Instructions to follow
Check every line of the entries below for the word "Allen", and copy the ones that have it.

···

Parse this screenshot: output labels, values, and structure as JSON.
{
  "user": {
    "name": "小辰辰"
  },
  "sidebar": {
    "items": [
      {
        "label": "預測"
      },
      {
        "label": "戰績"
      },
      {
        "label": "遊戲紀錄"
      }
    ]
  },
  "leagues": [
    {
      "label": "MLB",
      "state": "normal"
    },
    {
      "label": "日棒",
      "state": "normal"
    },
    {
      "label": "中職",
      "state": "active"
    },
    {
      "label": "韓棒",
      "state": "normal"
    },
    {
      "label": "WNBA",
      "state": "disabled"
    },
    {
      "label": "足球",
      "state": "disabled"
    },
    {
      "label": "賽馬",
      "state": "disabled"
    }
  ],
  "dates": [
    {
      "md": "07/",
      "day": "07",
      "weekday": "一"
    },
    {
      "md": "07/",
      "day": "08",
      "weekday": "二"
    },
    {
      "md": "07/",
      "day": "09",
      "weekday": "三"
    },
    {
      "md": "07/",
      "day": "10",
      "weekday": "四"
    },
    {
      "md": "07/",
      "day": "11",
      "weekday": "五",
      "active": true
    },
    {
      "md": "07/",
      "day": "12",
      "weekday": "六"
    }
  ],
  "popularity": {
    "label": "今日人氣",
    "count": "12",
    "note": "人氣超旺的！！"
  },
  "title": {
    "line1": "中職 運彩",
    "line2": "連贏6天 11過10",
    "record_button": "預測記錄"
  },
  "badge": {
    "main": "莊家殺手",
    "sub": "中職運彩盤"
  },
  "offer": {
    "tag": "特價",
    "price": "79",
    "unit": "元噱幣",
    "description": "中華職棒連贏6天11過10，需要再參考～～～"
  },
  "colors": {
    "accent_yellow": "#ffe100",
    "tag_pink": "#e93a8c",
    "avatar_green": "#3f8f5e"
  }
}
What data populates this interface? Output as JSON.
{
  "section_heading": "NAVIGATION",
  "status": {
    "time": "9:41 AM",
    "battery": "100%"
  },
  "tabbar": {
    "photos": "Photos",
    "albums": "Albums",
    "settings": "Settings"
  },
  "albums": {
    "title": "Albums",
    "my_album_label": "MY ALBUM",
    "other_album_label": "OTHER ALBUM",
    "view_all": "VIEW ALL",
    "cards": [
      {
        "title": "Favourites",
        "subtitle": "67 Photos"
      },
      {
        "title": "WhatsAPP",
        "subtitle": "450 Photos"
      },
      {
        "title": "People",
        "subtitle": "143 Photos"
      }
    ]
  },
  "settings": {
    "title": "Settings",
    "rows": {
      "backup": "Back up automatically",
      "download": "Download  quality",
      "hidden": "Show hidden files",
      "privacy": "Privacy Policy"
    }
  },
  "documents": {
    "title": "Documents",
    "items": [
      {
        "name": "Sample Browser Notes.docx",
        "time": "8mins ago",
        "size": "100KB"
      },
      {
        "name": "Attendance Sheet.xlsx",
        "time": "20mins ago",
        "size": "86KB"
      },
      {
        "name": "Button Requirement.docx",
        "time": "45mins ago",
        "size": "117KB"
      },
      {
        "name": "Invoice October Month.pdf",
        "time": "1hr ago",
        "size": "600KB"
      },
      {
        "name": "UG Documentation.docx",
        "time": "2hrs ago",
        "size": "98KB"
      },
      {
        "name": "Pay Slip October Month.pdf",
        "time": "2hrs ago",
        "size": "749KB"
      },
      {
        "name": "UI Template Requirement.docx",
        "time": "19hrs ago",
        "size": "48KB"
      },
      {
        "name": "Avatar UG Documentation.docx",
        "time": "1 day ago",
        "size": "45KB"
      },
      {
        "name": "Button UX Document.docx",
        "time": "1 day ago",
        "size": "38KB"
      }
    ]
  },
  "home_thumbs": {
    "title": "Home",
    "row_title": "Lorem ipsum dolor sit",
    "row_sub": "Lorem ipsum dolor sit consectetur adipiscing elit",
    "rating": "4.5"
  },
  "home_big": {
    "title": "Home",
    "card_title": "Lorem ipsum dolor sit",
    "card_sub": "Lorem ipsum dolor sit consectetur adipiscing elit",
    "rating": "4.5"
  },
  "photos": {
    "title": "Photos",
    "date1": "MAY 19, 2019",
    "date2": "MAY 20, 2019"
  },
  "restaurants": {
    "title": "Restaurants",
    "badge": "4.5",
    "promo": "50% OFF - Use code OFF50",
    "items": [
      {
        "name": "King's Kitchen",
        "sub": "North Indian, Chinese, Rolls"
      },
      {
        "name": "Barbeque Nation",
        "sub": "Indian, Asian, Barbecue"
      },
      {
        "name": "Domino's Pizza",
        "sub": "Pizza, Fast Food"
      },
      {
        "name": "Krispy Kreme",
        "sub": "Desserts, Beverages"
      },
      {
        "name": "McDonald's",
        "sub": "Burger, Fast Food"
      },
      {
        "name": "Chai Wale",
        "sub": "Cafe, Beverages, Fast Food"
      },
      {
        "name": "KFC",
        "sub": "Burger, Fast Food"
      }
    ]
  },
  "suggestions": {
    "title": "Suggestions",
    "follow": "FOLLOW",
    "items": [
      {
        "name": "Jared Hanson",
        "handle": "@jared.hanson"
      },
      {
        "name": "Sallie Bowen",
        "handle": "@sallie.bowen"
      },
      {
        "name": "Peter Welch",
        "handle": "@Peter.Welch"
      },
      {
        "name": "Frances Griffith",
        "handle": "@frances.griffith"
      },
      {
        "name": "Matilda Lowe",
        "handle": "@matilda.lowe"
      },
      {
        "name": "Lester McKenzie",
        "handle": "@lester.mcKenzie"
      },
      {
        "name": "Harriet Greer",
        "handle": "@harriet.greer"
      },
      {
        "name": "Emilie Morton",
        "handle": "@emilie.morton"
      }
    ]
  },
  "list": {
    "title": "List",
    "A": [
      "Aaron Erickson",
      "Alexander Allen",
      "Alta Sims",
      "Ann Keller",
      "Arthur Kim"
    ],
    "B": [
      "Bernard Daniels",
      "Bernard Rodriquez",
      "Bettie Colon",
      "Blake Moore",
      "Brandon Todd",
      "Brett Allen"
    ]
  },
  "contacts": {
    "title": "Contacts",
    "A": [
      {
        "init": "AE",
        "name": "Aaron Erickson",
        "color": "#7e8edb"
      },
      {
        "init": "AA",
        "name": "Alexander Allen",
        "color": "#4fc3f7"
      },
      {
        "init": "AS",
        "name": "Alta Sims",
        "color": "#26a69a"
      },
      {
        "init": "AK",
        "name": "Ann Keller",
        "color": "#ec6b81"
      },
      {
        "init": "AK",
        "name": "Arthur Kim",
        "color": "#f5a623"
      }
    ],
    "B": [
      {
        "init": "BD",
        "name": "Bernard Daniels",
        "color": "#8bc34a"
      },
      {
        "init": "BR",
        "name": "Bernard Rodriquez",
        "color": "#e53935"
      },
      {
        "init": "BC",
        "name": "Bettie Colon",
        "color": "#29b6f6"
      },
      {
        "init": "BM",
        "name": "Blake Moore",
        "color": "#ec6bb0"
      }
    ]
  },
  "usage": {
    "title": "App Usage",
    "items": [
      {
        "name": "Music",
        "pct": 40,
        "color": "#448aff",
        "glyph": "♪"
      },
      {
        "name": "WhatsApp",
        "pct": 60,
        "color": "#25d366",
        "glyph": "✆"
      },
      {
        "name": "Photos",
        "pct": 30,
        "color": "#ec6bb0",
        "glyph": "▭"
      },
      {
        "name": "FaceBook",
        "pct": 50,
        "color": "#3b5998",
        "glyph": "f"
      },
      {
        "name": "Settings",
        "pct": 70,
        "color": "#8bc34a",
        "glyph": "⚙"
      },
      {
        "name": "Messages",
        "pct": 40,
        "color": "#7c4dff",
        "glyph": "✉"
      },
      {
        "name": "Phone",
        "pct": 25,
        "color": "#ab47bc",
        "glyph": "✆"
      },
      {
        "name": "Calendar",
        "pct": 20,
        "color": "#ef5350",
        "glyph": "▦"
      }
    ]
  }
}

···

Completed exercise
      "Alexander Allen",
      "Brett Allen"
        "name": "Alexander Allen",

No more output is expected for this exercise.